OK, so maybe I was a bit harsh before, on the French and their strikes.
I had this epiphany yesterday, while walking to the metro in the 7th arrondissement, when I ran into a massive street protest at Les Invalides and then later at Boulevard du Montparnasse. The above photos are shots taken from my Blackberry on my commute home yesterday afternoon.
Being thrown into the middle of the passion and excitement in the crowds of French citizens gave me a different perspective than I had when I wrote my previous (and admittedly somewhat snarky) post.
The crowd I saw wasn't just made up of older French people on the brink of retirement, protesting Sarkozy’s proposed pension reform. I saw people of all different ages, races, and what looked like varying economic backgrounds. While there were plenty of police on standby, I witnessed no acts of violence and no major disruptions.
Granted, if you were trying to drive around Paris during rush hour, I’m sure you would not feel so forgiving, since many of the major roads were blocked off.
- 1987: a pro-choice rally in Washington D.C. (sure I had no political leanings at the time, and was brought in a stroller by my parents. But I'm sure I had fun anyways.)
- 2000: the Million Mom March, supporting stricter gun control laws.
- 2003: a student walk-out at my high school the day we went to war in Iraq.
- 2009: the National Equality March supporting equal rights for same-sex couples.
And being in the middle of yesterday’s street protest, feeling the energy passing through the crowds, melted my ice-cold, cynical American heart; which was easy to keep cold when I was six-stories high, staring down at the protesters from my bedroom window.
While words like “communism” and “socialism” can have extremely negative connotations in the U.S., the same generally goes for “capitalism” in France. Of course, there are always exceptions.
But Socialist and Communist political parties are like, legit, on this side of the Atlantic. (fo real).
The Parti Socialiste and the Parti Communiste Français (PCF) are two of the major political parties in France.
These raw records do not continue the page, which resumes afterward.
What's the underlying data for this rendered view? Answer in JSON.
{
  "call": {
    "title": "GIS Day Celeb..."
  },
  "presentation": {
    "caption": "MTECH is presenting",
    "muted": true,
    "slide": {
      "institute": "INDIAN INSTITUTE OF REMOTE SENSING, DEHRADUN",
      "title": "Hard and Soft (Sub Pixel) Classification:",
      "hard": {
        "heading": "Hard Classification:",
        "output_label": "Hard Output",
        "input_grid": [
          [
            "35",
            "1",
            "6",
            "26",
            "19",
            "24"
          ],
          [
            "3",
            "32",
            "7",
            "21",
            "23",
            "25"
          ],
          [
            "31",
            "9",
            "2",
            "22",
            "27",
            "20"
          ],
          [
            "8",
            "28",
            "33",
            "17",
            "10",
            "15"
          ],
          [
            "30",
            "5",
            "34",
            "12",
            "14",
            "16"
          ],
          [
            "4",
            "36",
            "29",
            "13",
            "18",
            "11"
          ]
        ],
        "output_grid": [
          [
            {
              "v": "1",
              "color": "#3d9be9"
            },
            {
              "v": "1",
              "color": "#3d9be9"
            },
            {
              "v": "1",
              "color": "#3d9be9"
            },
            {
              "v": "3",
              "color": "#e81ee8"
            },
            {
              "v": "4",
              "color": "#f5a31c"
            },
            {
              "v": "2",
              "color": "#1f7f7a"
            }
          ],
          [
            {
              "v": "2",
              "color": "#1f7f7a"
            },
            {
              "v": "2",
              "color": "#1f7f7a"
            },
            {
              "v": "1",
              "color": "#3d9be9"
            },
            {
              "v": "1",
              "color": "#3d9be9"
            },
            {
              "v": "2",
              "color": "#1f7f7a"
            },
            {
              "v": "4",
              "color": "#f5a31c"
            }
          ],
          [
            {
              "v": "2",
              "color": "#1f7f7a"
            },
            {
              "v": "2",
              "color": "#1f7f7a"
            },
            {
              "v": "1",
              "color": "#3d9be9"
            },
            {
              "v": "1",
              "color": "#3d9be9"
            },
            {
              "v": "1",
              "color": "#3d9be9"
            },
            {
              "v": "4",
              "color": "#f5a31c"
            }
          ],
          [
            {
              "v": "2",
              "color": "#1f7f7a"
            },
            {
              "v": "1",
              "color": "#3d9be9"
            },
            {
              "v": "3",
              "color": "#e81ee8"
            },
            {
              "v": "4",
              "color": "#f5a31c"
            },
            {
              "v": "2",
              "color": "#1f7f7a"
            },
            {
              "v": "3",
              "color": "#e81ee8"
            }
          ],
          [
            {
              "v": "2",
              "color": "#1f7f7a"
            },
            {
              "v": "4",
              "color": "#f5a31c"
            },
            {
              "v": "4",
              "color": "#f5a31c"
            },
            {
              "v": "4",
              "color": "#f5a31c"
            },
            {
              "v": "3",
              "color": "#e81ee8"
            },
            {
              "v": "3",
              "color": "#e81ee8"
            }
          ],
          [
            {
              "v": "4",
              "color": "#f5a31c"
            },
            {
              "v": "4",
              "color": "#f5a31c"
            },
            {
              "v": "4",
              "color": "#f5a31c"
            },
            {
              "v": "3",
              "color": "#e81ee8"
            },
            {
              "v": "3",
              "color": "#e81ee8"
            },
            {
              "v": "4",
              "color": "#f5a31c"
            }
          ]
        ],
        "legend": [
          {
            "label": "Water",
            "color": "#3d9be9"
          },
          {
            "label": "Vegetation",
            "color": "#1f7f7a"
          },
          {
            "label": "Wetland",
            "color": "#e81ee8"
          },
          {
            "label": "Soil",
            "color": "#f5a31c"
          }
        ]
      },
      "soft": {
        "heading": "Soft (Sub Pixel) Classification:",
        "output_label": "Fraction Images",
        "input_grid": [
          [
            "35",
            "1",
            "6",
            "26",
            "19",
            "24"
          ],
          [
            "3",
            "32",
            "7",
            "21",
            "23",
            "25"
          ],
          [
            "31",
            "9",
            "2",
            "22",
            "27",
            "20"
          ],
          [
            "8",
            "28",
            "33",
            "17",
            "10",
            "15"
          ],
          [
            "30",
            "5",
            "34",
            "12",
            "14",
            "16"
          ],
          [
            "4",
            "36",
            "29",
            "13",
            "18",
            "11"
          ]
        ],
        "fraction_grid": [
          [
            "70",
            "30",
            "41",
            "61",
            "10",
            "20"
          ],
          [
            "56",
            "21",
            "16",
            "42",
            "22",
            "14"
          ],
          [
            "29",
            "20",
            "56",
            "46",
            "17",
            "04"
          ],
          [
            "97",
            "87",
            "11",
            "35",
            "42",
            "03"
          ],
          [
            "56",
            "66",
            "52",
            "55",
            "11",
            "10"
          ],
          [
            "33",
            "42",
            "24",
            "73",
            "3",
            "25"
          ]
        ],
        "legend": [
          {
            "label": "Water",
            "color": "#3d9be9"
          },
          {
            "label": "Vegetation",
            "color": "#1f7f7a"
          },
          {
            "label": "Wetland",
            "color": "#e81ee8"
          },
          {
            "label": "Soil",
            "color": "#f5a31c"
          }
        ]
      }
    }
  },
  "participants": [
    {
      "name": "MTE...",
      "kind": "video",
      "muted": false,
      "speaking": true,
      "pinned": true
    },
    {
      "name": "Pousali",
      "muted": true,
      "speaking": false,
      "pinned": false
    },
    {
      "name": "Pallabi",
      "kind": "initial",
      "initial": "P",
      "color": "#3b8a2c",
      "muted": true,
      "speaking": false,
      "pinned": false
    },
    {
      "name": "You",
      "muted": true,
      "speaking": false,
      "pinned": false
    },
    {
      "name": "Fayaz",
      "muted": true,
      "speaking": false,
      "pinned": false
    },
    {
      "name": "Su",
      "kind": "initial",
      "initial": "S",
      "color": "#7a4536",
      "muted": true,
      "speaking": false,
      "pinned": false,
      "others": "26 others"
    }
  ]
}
The Socialist Party were relatively close contenders in the 2005 presidential elections, and current Parisian mayor Bertrand Delanoë, who has been in office since 2001, is also a member of the Socialist Party.
When American protesters call Obama a “socialist,” (and then go and compare him to Hitler, who, um, I always thought was fascist? My bad.) let’s just say they’re not dropping him a compliment.
So in my earlier post, I didn’t mean to imply that I didn’t understand WHY the French were protesting these proposed reforms. Or that I don’t sympathize with them. Or, that if I were French, I wouldn’t necessarily be out there, striking along with the rest of em'!
But as much as I still agree with the right to protest, and the importance of questioning change, especially toward a more “Americanized” system, which the French have spent decades fighting off, I still think this issue in particular comes down to numbers.
The French government has known for quite some time that something had to change: Former French President Jacques Chirac also attempted to pass pension reform back in 1995. He backed down after three-weeks of transport strikes.
So I can see why the French are taking to the streets and going on strike. Historically, they've been quite effective.
Sarkozy still seems to be holding his foot down (decked out in some spiffy man-heels, bien sûr). Although evidently, he was recently quoted privately as saying, "As long as the young people don't get involved, I can handle the movement against my pension reform."
Well Sarko, the young have arrived. According to polls, 68% of French youth between 25 and 34 years old support the strikes again Sarkozy's pension reform. And according to the French Education Ministry and student unions, 5% to 10% of French high school classes were disrupted or canceled during the major organized strikes.
Will Sarko give in to the public who voted him in, as did his predecessor? Or will he stand his ground, and push through his proposed reforms?
Only time will tell!
But do not fear dear readers: I will continue to write about fun things, like markets, art and cupcakes (and hopefully some other things, if I'm feeling creative). But I will make sure to keep you all posted on any first-hand footage I can gather around this major political reform movement currently taking place in France. I'm willing to handle a crowded metro car, or an extra walk to school, if I get the opportunity to experience this historical moment in time first-hand.
Needless to say, I'm quite "curieuse" to see how it all plays out.